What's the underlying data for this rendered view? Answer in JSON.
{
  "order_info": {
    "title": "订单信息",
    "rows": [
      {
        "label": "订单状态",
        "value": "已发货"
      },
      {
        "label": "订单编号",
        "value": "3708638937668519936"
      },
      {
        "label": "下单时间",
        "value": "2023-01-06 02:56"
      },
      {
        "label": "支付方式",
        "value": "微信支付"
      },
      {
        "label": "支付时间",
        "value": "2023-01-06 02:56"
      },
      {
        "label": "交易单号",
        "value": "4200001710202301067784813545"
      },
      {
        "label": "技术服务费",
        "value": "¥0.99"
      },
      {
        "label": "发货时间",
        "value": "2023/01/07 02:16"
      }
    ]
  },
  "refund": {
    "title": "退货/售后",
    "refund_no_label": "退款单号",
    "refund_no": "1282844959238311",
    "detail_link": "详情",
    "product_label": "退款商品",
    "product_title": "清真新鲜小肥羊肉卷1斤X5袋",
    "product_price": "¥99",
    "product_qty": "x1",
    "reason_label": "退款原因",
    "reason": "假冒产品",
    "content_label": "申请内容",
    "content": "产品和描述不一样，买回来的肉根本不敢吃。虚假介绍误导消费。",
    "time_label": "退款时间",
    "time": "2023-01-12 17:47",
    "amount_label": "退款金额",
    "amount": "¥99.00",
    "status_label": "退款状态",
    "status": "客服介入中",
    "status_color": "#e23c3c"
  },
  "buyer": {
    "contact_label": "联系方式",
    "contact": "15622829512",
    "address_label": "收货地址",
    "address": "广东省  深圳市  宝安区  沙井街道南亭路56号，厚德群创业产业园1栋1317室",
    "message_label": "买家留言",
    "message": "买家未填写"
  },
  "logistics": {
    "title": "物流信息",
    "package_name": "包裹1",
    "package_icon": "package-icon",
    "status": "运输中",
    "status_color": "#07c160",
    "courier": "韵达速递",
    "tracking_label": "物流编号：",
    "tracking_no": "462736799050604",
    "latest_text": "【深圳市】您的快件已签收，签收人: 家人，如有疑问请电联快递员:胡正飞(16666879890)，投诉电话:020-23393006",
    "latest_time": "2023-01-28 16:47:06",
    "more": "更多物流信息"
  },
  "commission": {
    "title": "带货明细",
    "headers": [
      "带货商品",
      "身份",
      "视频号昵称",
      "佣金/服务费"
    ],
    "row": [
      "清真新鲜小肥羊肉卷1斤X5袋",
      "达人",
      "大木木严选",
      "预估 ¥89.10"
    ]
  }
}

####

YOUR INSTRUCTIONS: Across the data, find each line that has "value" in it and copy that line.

ANSWER SECTION:
        "value": "已发货"
        "value": "3708638937668519936"
        "value": "2023-01-06 02:56"
        "value": "微信支付"
        "value": "2023-01-06 02:56"
        "value": "4200001710202301067784813545"
        "value": "¥0.99"
        "value": "2023/01/07 02:16"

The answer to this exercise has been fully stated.